• [Supplied material]:
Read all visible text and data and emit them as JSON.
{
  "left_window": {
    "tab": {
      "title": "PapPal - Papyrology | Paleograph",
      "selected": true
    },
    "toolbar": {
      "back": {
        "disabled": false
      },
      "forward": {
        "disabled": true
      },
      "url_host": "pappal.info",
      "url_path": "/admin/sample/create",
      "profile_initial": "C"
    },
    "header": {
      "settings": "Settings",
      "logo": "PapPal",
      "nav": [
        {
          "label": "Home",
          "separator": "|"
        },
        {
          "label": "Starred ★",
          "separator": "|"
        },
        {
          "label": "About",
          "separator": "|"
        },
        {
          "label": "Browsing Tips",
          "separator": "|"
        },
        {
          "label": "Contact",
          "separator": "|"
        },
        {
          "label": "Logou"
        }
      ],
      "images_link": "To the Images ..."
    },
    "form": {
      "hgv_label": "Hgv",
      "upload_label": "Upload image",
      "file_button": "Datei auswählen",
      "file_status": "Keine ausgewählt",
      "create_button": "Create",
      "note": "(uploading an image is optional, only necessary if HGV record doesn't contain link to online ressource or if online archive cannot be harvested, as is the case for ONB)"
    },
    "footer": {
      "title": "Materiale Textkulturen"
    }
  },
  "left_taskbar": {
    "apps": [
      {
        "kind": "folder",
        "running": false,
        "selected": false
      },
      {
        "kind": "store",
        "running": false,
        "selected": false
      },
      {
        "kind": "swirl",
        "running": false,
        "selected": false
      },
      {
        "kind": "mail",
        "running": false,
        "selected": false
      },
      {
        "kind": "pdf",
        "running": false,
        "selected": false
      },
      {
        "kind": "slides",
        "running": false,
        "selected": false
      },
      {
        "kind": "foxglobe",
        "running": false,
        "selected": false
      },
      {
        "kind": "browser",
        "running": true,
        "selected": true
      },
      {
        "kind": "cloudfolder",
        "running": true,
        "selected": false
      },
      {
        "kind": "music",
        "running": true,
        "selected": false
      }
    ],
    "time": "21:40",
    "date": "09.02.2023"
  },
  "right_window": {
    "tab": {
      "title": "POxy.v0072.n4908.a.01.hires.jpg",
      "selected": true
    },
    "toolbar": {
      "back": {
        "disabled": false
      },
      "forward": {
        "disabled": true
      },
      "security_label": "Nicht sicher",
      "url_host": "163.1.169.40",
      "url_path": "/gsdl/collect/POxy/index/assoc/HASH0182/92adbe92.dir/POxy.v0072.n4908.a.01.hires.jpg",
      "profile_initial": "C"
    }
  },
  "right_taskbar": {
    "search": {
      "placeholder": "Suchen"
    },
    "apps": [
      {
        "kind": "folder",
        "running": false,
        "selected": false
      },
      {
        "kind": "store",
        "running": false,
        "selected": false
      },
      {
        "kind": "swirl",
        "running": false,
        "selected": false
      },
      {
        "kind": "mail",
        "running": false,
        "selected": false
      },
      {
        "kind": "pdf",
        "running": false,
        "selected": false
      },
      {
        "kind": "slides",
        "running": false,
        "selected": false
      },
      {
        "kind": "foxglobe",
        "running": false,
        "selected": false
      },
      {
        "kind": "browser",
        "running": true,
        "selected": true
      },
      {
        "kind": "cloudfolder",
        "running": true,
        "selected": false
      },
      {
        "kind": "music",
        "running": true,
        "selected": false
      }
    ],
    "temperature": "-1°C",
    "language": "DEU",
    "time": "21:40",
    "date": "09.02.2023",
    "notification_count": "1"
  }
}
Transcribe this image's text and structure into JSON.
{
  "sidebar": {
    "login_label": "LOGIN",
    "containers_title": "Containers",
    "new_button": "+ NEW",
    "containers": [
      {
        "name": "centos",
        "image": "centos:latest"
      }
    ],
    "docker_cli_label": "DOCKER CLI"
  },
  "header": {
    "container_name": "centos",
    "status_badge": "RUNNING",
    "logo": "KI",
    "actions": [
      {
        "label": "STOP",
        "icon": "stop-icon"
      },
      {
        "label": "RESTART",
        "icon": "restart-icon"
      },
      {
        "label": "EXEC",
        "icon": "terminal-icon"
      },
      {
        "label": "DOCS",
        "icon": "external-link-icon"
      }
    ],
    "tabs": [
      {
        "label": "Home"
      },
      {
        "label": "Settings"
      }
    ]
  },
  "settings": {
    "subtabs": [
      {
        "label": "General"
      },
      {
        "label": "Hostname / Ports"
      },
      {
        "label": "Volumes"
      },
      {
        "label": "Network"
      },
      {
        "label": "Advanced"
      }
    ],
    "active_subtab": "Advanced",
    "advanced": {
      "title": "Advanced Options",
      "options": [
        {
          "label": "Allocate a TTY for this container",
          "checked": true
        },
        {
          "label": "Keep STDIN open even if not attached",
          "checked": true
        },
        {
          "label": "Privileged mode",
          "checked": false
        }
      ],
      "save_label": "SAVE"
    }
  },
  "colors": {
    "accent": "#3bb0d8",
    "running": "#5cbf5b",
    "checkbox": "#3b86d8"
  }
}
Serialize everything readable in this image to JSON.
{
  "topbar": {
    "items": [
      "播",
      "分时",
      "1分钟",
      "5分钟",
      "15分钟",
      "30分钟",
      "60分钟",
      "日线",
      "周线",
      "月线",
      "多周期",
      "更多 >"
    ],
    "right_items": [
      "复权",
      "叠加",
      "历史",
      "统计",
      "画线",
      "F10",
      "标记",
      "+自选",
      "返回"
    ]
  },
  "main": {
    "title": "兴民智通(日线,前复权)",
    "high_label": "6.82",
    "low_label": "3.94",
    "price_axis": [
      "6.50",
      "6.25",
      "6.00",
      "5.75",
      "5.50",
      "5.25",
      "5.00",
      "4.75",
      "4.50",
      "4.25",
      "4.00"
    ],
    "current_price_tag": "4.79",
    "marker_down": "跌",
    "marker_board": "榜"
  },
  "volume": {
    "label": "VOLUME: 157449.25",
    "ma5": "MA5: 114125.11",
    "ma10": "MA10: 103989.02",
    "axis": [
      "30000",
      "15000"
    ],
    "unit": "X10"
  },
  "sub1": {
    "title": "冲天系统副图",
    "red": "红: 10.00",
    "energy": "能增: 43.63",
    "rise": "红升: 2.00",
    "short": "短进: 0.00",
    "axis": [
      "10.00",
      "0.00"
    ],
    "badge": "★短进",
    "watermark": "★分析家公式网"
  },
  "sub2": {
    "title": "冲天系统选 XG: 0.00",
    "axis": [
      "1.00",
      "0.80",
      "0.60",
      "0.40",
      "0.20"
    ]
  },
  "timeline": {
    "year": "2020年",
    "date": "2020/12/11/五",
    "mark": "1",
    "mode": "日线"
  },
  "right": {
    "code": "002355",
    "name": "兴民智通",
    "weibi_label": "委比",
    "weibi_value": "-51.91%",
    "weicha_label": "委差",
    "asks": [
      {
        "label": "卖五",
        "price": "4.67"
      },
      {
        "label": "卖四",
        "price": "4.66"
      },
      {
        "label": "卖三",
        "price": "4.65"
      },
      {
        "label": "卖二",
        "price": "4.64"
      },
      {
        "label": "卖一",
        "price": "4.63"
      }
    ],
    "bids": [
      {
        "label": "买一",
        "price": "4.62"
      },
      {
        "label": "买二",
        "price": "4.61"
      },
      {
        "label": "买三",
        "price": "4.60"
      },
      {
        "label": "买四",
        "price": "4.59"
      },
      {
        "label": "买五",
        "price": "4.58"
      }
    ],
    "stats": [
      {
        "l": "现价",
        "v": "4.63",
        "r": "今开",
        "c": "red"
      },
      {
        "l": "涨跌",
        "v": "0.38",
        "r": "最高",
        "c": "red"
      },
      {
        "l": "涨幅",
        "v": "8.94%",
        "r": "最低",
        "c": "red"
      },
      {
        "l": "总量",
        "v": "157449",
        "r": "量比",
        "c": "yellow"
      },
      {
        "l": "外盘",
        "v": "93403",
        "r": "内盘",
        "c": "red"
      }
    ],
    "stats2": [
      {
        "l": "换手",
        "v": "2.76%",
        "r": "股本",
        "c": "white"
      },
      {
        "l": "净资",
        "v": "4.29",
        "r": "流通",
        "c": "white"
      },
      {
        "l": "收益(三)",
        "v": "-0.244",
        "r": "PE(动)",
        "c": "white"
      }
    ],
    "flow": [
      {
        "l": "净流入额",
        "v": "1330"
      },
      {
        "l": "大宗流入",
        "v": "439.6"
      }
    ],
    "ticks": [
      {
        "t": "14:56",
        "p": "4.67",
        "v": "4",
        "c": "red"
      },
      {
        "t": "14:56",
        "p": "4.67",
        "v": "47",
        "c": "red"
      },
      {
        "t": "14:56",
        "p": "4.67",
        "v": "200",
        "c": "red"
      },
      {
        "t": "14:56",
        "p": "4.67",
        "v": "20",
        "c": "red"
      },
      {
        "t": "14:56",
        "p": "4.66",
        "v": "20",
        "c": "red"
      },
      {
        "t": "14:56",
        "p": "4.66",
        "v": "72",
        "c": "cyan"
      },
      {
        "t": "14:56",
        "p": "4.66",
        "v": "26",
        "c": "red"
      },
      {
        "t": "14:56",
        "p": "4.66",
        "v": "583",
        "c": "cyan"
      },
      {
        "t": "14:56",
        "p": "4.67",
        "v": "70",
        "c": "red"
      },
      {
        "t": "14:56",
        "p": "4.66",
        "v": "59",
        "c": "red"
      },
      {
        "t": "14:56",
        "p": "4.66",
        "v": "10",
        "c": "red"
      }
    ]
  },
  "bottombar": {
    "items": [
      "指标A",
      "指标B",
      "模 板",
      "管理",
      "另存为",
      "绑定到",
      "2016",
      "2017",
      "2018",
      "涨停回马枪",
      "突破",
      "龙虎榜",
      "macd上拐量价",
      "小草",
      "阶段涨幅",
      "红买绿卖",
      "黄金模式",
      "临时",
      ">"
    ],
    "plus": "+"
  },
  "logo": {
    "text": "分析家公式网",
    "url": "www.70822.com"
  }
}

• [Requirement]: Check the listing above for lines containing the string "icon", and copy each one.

• [Output]:
        "icon": "stop-icon"
        "icon": "restart-icon"
        "icon": "terminal-icon"
        "icon": "external-link-icon"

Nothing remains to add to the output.